| Required action |
For each line of the data below that contains "placeholder", return that line.

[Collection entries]
···
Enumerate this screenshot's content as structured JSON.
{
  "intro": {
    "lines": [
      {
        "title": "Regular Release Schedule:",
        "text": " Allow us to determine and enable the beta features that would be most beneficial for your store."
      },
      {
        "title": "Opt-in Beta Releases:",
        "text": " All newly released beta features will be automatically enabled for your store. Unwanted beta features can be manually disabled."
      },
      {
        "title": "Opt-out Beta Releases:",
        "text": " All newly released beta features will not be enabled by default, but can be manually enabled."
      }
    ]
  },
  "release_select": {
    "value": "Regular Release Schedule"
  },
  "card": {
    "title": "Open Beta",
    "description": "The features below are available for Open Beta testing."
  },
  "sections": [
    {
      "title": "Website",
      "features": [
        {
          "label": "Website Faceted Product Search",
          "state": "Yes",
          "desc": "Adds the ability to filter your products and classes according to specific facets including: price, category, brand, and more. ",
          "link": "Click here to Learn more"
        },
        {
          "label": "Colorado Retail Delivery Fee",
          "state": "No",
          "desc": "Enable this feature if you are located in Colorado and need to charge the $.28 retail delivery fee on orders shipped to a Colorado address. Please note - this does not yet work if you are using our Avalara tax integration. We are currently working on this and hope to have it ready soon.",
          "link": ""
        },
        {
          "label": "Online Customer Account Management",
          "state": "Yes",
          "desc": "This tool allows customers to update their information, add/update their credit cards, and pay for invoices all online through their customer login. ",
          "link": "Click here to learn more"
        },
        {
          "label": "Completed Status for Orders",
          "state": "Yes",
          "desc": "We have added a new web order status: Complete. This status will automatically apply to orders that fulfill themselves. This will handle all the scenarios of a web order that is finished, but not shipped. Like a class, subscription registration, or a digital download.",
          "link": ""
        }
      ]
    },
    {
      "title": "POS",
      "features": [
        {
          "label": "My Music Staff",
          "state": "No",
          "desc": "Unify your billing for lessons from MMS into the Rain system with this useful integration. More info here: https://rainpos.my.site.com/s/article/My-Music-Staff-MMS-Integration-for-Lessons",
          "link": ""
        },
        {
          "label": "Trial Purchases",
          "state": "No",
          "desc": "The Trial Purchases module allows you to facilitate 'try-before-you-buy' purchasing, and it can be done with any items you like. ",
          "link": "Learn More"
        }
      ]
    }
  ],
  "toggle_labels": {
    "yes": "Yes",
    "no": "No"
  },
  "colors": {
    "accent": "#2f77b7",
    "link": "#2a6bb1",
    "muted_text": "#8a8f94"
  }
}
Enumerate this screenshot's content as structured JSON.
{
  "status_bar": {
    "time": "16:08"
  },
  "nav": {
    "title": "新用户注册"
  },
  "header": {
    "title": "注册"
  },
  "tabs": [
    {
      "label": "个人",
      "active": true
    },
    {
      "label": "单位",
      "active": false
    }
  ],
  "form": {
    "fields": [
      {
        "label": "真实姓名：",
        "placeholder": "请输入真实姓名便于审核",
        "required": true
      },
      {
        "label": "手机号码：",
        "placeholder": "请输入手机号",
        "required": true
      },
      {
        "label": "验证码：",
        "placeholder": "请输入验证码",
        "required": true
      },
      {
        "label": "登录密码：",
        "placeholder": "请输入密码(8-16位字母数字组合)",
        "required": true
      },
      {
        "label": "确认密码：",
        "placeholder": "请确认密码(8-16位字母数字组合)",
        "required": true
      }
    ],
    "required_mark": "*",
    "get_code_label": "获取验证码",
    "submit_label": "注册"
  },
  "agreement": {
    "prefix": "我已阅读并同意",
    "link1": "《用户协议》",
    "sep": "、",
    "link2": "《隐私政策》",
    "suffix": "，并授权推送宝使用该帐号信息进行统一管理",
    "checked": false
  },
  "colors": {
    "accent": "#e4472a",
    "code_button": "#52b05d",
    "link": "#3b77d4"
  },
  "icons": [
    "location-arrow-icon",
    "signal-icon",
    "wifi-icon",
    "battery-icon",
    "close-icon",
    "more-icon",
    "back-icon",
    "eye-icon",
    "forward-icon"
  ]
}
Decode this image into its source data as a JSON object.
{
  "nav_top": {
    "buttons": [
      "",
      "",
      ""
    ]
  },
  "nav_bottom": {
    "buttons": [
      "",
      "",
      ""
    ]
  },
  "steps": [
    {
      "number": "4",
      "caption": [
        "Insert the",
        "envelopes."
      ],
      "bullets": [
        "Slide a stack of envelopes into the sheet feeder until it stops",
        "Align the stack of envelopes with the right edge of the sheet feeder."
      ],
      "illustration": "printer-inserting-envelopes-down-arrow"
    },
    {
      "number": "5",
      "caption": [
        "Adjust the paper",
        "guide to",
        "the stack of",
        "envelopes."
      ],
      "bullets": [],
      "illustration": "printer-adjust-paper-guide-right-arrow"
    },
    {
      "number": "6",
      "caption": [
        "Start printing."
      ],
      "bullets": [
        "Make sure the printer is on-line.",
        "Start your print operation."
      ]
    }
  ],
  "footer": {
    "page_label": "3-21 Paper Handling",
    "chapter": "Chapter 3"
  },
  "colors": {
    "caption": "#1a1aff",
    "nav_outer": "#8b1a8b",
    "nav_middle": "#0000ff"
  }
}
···
| Response to this task |
        "placeholder": "请输入真实姓名便于审核",
        "placeholder": "请输入手机号",
        "placeholder": "请输入验证码",
        "placeholder": "请输入密码(8-16位字母数字组合)",
        "placeholder": "请确认密码(8-16位字母数字组合)",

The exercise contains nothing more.